## Data extract
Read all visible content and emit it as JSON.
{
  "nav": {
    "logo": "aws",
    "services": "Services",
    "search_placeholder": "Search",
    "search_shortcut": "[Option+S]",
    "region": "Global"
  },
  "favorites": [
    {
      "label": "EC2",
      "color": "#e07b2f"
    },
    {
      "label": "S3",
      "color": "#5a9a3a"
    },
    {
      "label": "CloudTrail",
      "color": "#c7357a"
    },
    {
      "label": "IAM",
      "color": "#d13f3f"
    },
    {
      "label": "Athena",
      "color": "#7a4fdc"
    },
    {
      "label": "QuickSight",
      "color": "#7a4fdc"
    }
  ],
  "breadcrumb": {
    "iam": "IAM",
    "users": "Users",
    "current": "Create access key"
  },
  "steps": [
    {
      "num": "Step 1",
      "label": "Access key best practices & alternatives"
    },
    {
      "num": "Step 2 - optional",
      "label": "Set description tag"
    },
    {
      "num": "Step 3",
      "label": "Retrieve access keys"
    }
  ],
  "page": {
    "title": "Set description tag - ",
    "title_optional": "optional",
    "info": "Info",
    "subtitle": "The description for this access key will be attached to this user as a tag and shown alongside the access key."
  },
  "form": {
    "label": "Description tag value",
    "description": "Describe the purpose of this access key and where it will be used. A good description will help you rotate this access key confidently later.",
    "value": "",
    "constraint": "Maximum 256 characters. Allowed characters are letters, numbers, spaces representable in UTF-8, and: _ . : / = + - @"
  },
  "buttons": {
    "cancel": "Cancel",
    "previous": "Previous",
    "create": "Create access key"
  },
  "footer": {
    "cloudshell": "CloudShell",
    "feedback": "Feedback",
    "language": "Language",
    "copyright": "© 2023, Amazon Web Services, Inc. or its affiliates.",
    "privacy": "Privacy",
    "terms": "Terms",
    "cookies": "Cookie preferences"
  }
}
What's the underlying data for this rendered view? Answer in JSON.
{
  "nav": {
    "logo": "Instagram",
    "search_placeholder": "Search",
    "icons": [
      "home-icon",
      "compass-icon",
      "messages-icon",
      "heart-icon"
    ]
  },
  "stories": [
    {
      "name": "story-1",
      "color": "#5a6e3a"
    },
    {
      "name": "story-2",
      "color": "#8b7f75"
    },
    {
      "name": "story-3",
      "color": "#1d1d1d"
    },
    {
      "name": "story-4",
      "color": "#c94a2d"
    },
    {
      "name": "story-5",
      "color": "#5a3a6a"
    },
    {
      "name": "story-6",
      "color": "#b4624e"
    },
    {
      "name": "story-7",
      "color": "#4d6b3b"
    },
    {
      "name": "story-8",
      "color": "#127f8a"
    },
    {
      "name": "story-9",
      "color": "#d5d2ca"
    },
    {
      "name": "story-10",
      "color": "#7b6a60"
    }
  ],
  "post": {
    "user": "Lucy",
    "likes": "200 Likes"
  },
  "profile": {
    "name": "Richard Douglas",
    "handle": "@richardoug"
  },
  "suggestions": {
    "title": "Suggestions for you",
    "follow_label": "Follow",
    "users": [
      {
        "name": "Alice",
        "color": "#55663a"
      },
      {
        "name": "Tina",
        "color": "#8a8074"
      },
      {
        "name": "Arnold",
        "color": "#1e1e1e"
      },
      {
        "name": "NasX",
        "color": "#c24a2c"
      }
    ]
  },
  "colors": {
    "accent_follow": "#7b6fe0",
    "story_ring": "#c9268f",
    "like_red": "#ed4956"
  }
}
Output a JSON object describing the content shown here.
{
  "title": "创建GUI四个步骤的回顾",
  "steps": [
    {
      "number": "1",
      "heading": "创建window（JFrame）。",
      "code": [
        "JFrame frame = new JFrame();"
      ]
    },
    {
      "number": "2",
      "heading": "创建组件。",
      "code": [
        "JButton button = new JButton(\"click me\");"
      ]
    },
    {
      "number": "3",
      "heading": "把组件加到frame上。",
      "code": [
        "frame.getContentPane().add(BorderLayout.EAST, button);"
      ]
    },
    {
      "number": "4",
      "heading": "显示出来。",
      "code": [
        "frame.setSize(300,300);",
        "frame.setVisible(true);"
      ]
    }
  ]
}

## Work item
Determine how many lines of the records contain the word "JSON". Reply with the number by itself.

## Result of the exercise
3